■ **WHAT IS BEING ASKED**
Using the records below, copy every line that holds the string "产品检测".

TASK INPUT below:

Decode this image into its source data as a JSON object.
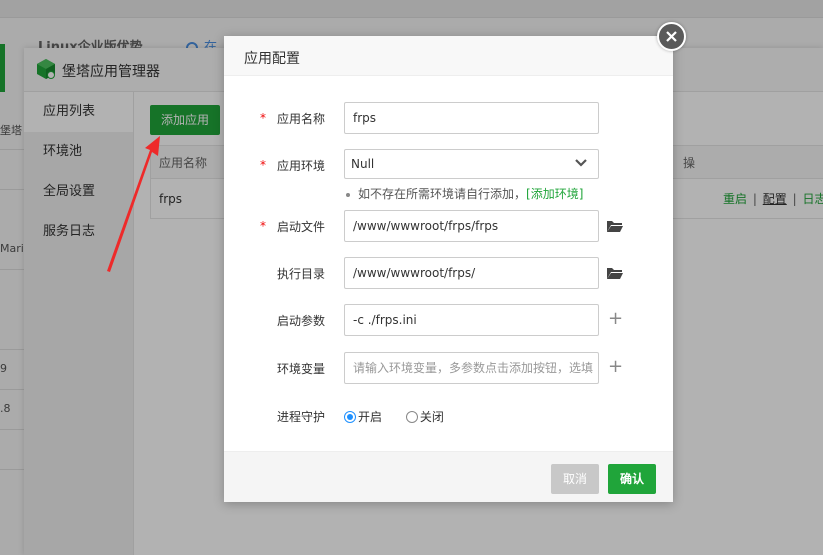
{
  "background": {
    "header_title": "Linux企业版优势",
    "header_link": "在",
    "left_cells": [
      "堡塔",
      "",
      "Mari",
      "",
      "9",
      ".8",
      ""
    ]
  },
  "window": {
    "title": "堡塔应用管理器",
    "sidebar": [
      {
        "label": "应用列表",
        "active": true
      },
      {
        "label": "环境池",
        "active": false
      },
      {
        "label": "全局设置",
        "active": false
      },
      {
        "label": "服务日志",
        "active": false
      }
    ],
    "add_button": "添加应用",
    "table": {
      "headers": {
        "name": "应用名称",
        "operations": "操"
      },
      "rows": [
        {
          "name": "frps",
          "actions": [
            "重启",
            "配置",
            "日志"
          ],
          "sep": "|"
        }
      ]
    }
  },
  "modal": {
    "title": "应用配置",
    "fields": {
      "app_name": {
        "label": "应用名称",
        "required": "*",
        "value": "frps"
      },
      "app_env": {
        "label": "应用环境",
        "required": "*",
        "value": "Null"
      },
      "env_hint": {
        "text": "如不存在所需环境请自行添加，",
        "link": "[添加环境]"
      },
      "start_file": {
        "label": "启动文件",
        "required": "*",
        "value": "/www/wwwroot/frps/frps"
      },
      "work_dir": {
        "label": "执行目录",
        "value": "/www/wwwroot/frps/"
      },
      "start_args": {
        "label": "启动参数",
        "value": "-c ./frps.ini",
        "add": "+"
      },
      "env_vars": {
        "label": "环境变量",
        "placeholder": "请输入环境变量，多参数点击添加按钮，选填",
        "add": "+"
      },
      "daemon": {
        "label": "进程守护",
        "on_label": "开启",
        "off_label": "关闭",
        "selected": "开启"
      }
    },
    "buttons": {
      "cancel": "取消",
      "confirm": "确认"
    }
  },
  "colors": {
    "accent": "#20a53a",
    "required": "#ef0808",
    "radio": "#1e90ff",
    "arrow": "#ee2a2a"
  }
}
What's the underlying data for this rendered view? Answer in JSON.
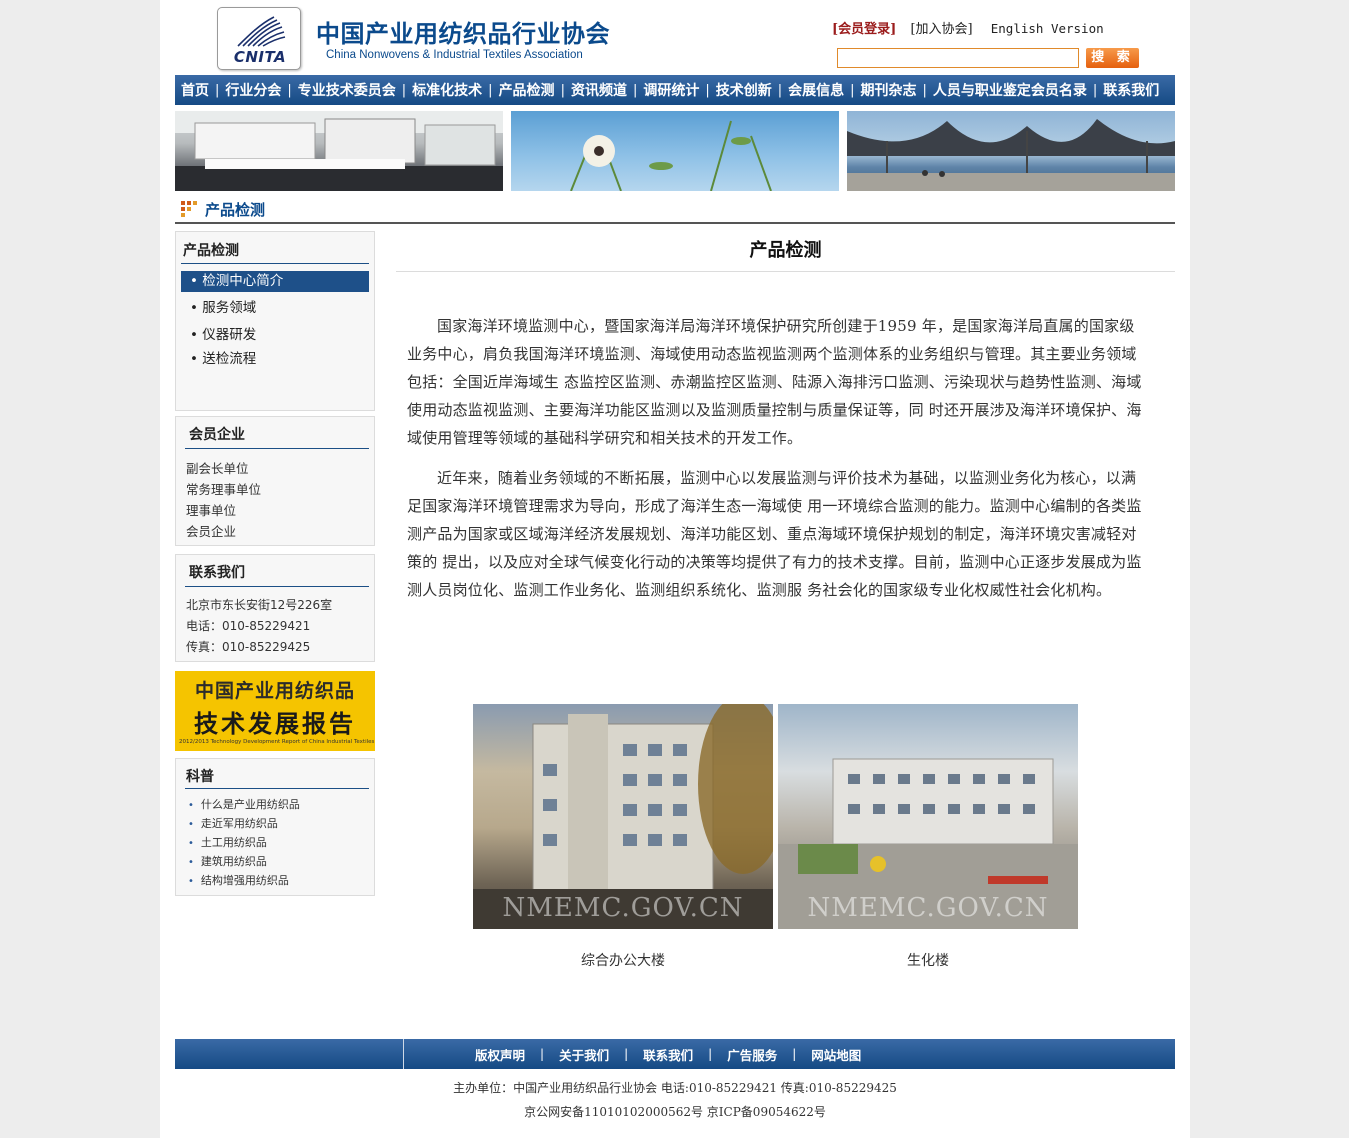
{
  "header": {
    "logo_abbr": "CNITA",
    "title_cn": "中国产业用纺织品行业协会",
    "title_en": "China Nonwovens & Industrial Textiles Association",
    "login_link": "[会员登录]",
    "join_link": "[加入协会]",
    "english_link": "English Version",
    "search_placeholder": "",
    "search_button": "搜 索"
  },
  "nav": {
    "items": [
      "首页",
      "行业分会",
      "专业技术委员会",
      "标准化技术",
      "产品检测",
      "资讯频道",
      "调研统计",
      "技术创新",
      "会展信息",
      "期刊杂志",
      "人员与职业鉴定会员名录",
      "联系我们"
    ]
  },
  "section_title": "产品检测",
  "sidebar": {
    "product": {
      "title": "产品检测",
      "items": [
        "检测中心简介",
        "服务领域",
        "仪器研发",
        "送检流程"
      ],
      "active_index": 0
    },
    "members": {
      "title": "会员企业",
      "items": [
        "副会长单位",
        "常务理事单位",
        "理事单位",
        "会员企业"
      ]
    },
    "contact": {
      "title": "联系我们",
      "address": "北京市东长安街12号226室",
      "phone": "电话：010-85229421",
      "fax": "传真：010-85229425"
    },
    "report_banner": {
      "line1": "中国产业用纺织品",
      "line2": "技术发展报告",
      "line3": "2012/2013 Technology Development Report of China Industrial Textiles"
    },
    "kepu": {
      "title": "科普",
      "items": [
        "什么是产业用纺织品",
        "走近军用纺织品",
        "土工用纺织品",
        "建筑用纺织品",
        "结构增强用纺织品"
      ]
    }
  },
  "content": {
    "title": "产品检测",
    "paragraphs": [
      "国家海洋环境监测中心，暨国家海洋局海洋环境保护研究所创建于1959 年，是国家海洋局直属的国家级业务中心，肩负我国海洋环境监测、海域使用动态监视监测两个监测体系的业务组织与管理。其主要业务领域包括：全国近岸海域生 态监控区监测、赤潮监控区监测、陆源入海排污口监测、污染现状与趋势性监测、海域使用动态监视监测、主要海洋功能区监测以及监测质量控制与质量保证等，同 时还开展涉及海洋环境保护、海域使用管理等领域的基础科学研究和相关技术的开发工作。",
      "近年来，随着业务领域的不断拓展，监测中心以发展监测与评价技术为基础，以监测业务化为核心，以满足国家海洋环境管理需求为导向，形成了海洋生态一海域使 用一环境综合监测的能力。监测中心编制的各类监测产品为国家或区域海洋经济发展规划、海洋功能区划、重点海域环境保护规划的制定，海洋环境灾害减轻对策的 提出，以及应对全球气候变化行动的决策等均提供了有力的技术支撑。目前，监测中心正逐步发展成为监测人员岗位化、监测工作业务化、监测组织系统化、监测服 务社会化的国家级专业化权威性社会化机构。"
    ],
    "photos": [
      {
        "watermark": "NMEMC.GOV.CN",
        "caption": "综合办公大楼"
      },
      {
        "watermark": "NMEMC.GOV.CN",
        "caption": "生化楼"
      }
    ]
  },
  "footer": {
    "links": [
      "版权声明",
      "关于我们",
      "联系我们",
      "广告服务",
      "网站地图"
    ],
    "line1": "主办单位：中国产业用纺织品行业协会 电话:010-85229421 传真:010-85229425",
    "line2": "京公网安备11010102000562号 京ICP备09054622号"
  },
  "colors": {
    "nav_blue": "#1e5089",
    "title_blue": "#0b4a8c",
    "login_red": "#9b1c1c",
    "search_orange": "#e5600e",
    "report_yellow": "#f5c400"
  }
}
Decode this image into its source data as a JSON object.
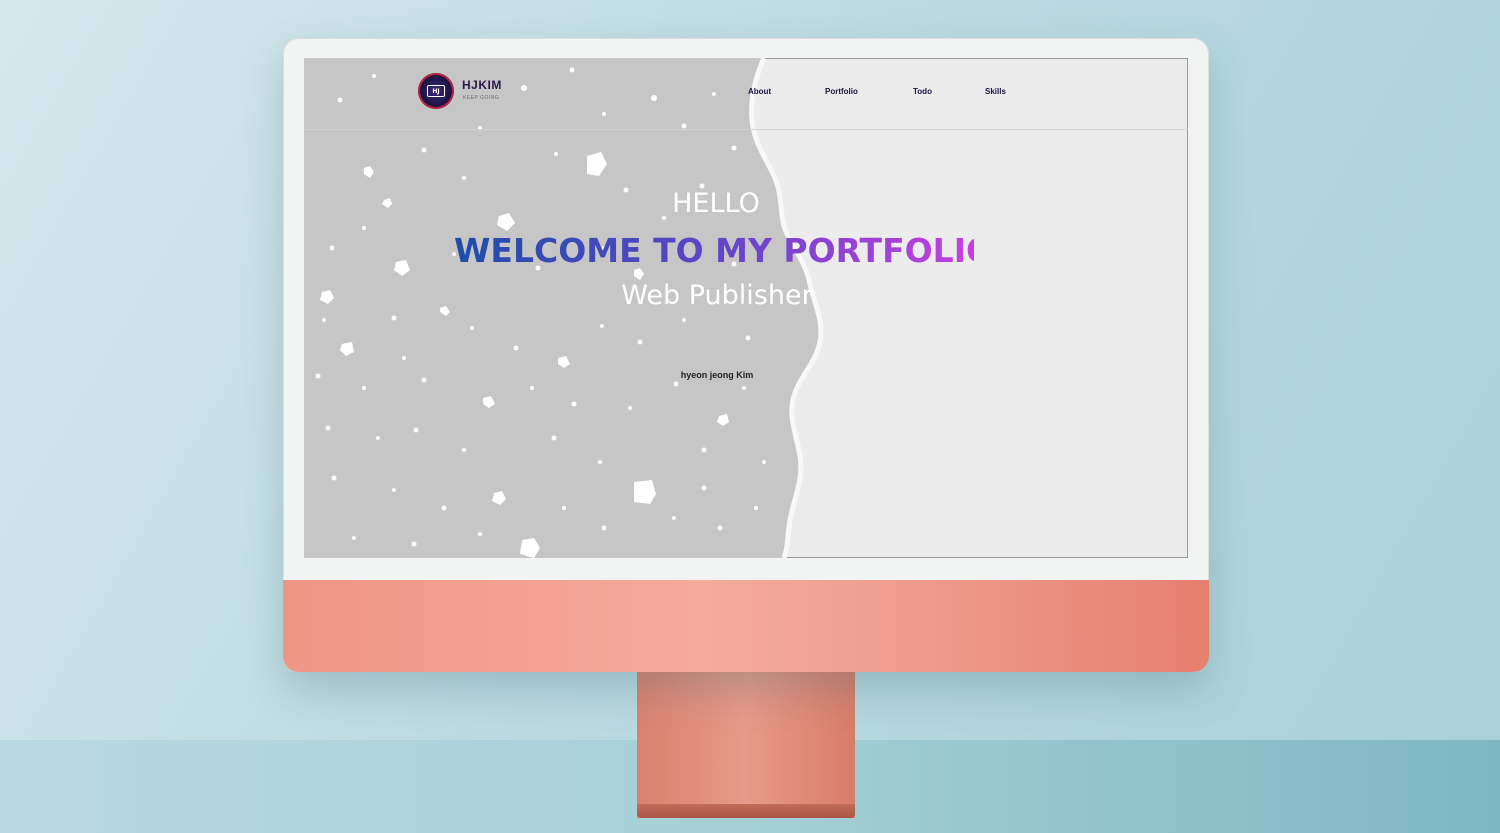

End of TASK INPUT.

■ **OUTPUT FOR THIS TASK**
      "产品检测",
  "section_title": "产品检测",
      "title": "产品检测",
    "title": "产品检测",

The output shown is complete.